Mr. Harper particularly wanted to avoid getting into protracted negotiations with premiers over how much money there would be and how the funding formula would be calculated.
Officials identified three potential windows for releasing the new numbers. The first was Mr. Flaherty's November fiscal update. But cabinet had not approved the new deal then.
The second opportunity was Monday's meeting of federal and provincial finance ministers. The Conservatives also contemplated holding off until January, when the premiers meet to discuss health care, but decided to reveal their plan sooner rather than later.
Questions remain about the government's contention that health-care spending is slowing.

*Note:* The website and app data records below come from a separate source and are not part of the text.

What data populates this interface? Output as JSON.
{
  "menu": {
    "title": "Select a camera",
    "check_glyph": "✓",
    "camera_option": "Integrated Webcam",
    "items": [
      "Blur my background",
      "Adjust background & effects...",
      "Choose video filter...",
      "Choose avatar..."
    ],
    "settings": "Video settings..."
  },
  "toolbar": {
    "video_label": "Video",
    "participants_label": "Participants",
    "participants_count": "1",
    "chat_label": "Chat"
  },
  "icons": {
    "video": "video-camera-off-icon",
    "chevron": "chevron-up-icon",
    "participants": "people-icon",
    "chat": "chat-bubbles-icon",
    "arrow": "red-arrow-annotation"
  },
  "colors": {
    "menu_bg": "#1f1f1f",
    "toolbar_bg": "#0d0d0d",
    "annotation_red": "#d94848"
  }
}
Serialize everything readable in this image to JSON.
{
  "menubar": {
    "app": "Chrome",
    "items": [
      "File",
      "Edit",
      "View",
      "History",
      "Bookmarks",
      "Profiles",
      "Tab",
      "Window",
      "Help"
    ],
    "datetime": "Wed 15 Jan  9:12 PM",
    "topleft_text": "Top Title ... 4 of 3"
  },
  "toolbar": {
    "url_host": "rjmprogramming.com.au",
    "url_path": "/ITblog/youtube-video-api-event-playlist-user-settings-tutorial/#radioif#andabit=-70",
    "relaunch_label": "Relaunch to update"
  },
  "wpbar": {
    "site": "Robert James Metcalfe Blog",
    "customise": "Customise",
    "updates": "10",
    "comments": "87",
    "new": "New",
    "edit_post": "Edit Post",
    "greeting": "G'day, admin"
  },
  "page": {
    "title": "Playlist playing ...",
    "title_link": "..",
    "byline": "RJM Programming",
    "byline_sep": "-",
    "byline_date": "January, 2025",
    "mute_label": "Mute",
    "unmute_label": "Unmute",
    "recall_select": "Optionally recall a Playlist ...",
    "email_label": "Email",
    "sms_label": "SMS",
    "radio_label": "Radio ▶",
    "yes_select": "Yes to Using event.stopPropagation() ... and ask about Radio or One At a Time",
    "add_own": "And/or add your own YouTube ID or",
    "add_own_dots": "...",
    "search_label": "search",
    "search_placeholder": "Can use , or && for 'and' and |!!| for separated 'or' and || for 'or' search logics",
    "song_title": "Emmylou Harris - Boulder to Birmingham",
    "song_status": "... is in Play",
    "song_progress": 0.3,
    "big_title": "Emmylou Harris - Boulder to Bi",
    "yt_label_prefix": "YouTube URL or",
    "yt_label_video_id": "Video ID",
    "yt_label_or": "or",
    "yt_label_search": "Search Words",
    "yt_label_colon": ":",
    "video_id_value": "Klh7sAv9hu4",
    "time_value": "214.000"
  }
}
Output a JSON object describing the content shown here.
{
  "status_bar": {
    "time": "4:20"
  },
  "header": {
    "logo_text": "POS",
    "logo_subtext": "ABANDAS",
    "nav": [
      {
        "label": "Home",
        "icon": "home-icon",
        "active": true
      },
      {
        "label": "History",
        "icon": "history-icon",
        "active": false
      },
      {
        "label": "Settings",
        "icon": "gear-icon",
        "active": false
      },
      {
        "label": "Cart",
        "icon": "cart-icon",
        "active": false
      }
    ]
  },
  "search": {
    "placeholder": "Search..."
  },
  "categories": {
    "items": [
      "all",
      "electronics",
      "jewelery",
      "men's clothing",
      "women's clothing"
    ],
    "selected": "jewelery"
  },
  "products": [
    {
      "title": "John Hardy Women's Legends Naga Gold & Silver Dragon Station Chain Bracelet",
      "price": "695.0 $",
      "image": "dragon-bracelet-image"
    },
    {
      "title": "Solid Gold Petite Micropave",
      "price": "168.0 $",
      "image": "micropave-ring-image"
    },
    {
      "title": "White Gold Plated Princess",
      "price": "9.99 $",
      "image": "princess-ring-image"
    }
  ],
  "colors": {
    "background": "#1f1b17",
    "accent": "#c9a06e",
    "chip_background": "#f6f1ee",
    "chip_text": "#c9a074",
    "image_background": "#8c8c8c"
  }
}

Background documents posted on the Finance Canada website in conjunction with the announcement of the new formula for health transfers pointed to a recent report from the Canadian Institute for Health Information to support the claim. The CIHI data showed that while increases in provincial health costs averaged more than seven per cent from 2000 to 2010, the rate of growth is projected to decline to 3.2 per cent for 2011.
Finance Canada documents said that the slower growth is because "governments are working to move health care funding to a balanced and sustainable path," but a CIHI official said the institute can't explain the one year drop, or whether it is a statistical blip.
While a lot of public attention has been given to the expected long-term increase in health care costs due to an aging population, Francine Anne Roy, the CIHI's director of health spending and strategic initiatives, points out that the institute's research has found population aging to be a "relatively modest" driver of health costs. The more pressing causes are labour, hospitals, drugs, population increases and inflation.
With a report from Oliver Moore